Brief: Copy out each line below containing "Arnavutköy".

═════ Source records

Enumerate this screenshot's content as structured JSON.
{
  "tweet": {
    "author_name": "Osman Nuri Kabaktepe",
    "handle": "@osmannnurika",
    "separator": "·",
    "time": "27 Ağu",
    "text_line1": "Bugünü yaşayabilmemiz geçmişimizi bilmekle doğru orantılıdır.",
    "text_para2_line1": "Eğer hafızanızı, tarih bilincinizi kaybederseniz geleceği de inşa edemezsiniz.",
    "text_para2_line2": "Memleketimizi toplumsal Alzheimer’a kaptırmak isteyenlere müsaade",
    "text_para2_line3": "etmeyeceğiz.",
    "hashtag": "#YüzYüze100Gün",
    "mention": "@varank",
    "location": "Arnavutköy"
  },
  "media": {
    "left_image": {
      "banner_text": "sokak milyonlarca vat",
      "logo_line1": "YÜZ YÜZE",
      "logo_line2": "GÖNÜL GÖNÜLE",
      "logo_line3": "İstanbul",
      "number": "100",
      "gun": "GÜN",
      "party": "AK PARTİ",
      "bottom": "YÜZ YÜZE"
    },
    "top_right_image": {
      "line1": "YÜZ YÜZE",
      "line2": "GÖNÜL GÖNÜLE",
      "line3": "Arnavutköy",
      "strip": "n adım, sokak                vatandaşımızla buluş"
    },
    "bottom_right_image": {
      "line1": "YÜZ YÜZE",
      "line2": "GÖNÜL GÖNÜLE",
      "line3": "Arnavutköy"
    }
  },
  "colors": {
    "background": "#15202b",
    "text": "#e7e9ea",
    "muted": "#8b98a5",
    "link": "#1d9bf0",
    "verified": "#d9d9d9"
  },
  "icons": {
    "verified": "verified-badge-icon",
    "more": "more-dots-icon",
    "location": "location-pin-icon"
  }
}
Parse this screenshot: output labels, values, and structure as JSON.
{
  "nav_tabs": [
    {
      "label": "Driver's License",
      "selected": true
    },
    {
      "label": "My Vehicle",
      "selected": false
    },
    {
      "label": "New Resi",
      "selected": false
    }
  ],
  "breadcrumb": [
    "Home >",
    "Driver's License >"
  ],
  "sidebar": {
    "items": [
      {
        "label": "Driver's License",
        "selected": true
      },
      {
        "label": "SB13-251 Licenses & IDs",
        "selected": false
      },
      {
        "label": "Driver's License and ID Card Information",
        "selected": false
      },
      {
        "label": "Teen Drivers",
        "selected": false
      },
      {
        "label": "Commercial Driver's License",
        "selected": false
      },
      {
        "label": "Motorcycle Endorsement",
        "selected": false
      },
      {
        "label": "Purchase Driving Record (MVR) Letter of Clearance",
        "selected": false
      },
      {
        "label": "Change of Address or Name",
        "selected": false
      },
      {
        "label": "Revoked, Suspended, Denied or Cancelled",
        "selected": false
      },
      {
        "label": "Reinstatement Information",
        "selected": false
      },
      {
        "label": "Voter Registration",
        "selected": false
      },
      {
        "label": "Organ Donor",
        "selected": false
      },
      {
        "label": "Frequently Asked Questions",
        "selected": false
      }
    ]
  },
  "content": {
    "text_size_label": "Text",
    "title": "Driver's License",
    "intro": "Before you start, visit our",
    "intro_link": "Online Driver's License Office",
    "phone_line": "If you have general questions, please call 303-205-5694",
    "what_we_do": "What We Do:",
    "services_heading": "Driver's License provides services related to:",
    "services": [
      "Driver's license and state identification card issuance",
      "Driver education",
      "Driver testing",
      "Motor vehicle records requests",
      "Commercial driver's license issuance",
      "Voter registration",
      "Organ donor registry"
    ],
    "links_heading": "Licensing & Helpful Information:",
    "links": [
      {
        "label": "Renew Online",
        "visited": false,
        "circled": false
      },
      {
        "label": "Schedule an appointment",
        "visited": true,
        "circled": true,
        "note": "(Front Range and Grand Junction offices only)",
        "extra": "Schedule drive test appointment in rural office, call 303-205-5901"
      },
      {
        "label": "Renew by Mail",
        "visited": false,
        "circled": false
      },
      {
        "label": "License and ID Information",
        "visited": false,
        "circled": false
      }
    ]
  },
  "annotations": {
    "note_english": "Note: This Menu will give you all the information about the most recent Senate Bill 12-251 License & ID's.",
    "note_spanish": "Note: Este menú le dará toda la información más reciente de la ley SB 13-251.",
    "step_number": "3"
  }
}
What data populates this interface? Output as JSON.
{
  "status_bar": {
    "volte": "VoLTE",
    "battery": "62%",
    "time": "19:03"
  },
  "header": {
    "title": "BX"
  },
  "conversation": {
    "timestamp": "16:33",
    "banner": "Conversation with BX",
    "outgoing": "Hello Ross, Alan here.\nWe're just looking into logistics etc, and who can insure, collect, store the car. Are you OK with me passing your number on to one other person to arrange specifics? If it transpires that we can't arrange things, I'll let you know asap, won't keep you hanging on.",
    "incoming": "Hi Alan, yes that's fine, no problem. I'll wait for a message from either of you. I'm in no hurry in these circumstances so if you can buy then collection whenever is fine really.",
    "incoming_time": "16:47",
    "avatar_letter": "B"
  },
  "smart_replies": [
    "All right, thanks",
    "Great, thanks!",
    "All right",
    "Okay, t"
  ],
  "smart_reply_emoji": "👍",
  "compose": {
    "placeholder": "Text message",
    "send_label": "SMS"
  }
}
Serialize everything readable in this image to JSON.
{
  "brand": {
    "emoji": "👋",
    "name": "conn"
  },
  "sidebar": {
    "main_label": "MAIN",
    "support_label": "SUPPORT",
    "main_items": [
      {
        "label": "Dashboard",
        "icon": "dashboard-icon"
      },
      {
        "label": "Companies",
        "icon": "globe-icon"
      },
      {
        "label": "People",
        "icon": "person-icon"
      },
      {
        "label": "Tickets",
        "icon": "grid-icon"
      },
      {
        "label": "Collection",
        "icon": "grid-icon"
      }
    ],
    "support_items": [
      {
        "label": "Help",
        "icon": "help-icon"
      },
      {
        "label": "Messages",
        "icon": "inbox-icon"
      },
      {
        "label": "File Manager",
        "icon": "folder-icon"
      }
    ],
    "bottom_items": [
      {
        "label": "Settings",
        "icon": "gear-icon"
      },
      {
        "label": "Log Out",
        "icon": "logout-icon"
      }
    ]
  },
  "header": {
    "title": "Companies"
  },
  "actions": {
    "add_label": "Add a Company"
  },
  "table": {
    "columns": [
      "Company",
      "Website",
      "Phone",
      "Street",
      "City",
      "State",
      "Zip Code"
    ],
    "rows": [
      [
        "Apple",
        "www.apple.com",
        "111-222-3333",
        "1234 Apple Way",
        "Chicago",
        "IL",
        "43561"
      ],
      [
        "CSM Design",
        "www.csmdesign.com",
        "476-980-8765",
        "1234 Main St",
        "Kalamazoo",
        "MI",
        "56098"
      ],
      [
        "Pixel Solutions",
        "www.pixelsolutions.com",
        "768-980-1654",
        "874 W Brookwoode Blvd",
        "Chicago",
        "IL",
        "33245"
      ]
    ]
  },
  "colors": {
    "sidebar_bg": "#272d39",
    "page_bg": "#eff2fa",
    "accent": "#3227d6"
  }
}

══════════

Exercise solution:
    "location": "Arnavutköy"
      "line3": "Arnavutköy",
      "line3": "Arnavutköy"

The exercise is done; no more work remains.